## TASK DESCRIPTION
Once the pictures are removed, output the remaining entries exactly as given.
□ □ □
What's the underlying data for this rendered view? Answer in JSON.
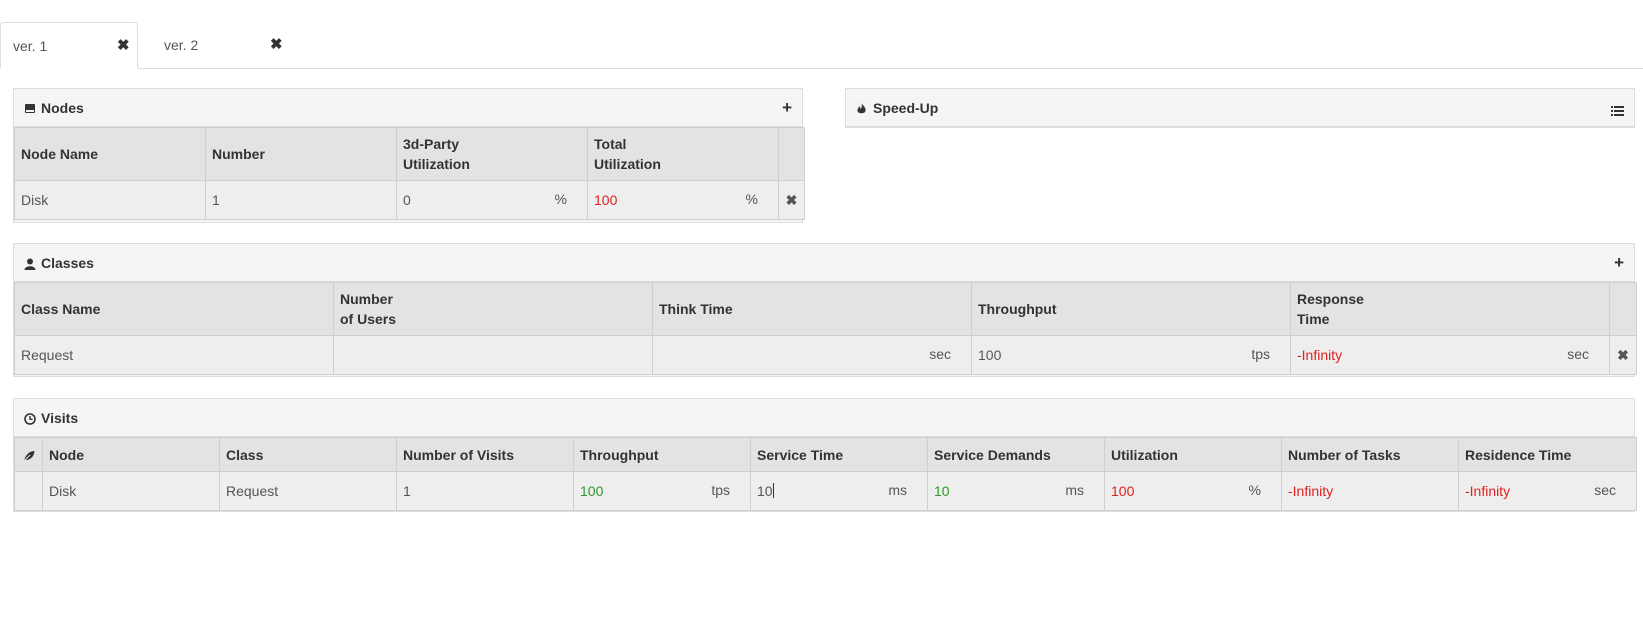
{
  "tabs": [
    {
      "label": "ver. 1",
      "active": true
    },
    {
      "label": "ver. 2",
      "active": false
    }
  ],
  "icons": {
    "close": "close-icon",
    "plus": "plus-icon",
    "hdd": "hdd-icon",
    "fire": "fire-icon",
    "list": "list-icon",
    "user": "user-icon",
    "clock": "clock-icon",
    "leaf": "leaf-icon"
  },
  "colors": {
    "red": "#e02020",
    "green": "#2a9a2a"
  },
  "nodes": {
    "title": "Nodes",
    "headers": [
      "Node Name",
      "Number",
      "3d-Party\nUtilization",
      "Total\nUtilization"
    ],
    "rows": [
      {
        "name": "Disk",
        "number": "1",
        "third_party": "0",
        "third_party_unit": "%",
        "total": "100",
        "total_unit": "%"
      }
    ]
  },
  "speedup": {
    "title": "Speed-Up"
  },
  "classes": {
    "title": "Classes",
    "headers": [
      "Class Name",
      "Number\nof Users",
      "Think Time",
      "Throughput",
      "Response\nTime"
    ],
    "rows": [
      {
        "name": "Request",
        "users": "",
        "think_time": "",
        "think_unit": "sec",
        "throughput": "100",
        "throughput_unit": "tps",
        "response": "-Infinity",
        "response_unit": "sec"
      }
    ]
  },
  "visits": {
    "title": "Visits",
    "headers": [
      "Node",
      "Class",
      "Number of Visits",
      "Throughput",
      "Service Time",
      "Service Demands",
      "Utilization",
      "Number of Tasks",
      "Residence Time"
    ],
    "rows": [
      {
        "node": "Disk",
        "class": "Request",
        "visits": "1",
        "throughput": "100",
        "throughput_unit": "tps",
        "service_time": "10",
        "service_time_unit": "ms",
        "demands": "10",
        "demands_unit": "ms",
        "utilization": "100",
        "utilization_unit": "%",
        "tasks": "-Infinity",
        "residence": "-Infinity",
        "residence_unit": "sec"
      }
    ]
  }
}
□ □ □
## RESULT
What's the underlying data for this rendered view? Answer in JSON.
{
  "tabs": [
    {
      "label": "ver. 1",
      "active": true
    },
    {
      "label": "ver. 2",
      "active": false
    }
  ],
  "icons": {
    "close": "close-icon",
    "plus": "plus-icon",
    "hdd": "hdd-icon",
    "fire": "fire-icon",
    "list": "list-icon",
    "user": "user-icon",
    "clock": "clock-icon",
    "leaf": "leaf-icon"
  },
  "colors": {
    "red": "#e02020",
    "green": "#2a9a2a"
  },
  "nodes": {
    "title": "Nodes",
    "headers": [
      "Node Name",
      "Number",
      "3d-Party\nUtilization",
      "Total\nUtilization"
    ],
    "rows": [
      {
        "name": "Disk",
        "number": "1",
        "third_party": "0",
        "third_party_unit": "%",
        "total": "100",
        "total_unit": "%"
      }
    ]
  },
  "speedup": {
    "title": "Speed-Up"
  },
  "classes": {
    "title": "Classes",
    "headers": [
      "Class Name",
      "Number\nof Users",
      "Think Time",
      "Throughput",
      "Response\nTime"
    ],
    "rows": [
      {
        "name": "Request",
        "users": "",
        "think_time": "",
        "think_unit": "sec",
        "throughput": "100",
        "throughput_unit": "tps",
        "response": "-Infinity",
        "response_unit": "sec"
      }
    ]
  },
  "visits": {
    "title": "Visits",
    "headers": [
      "Node",
      "Class",
      "Number of Visits",
      "Throughput",
      "Service Time",
      "Service Demands",
      "Utilization",
      "Number of Tasks",
      "Residence Time"
    ],
    "rows": [
      {
        "node": "Disk",
        "class": "Request",
        "visits": "1",
        "throughput": "100",
        "throughput_unit": "tps",
        "service_time": "10",
        "service_time_unit": "ms",
        "demands": "10",
        "demands_unit": "ms",
        "utilization": "100",
        "utilization_unit": "%",
        "tasks": "-Infinity",
        "residence": "-Infinity",
        "residence_unit": "sec"
      }
    ]
  }
}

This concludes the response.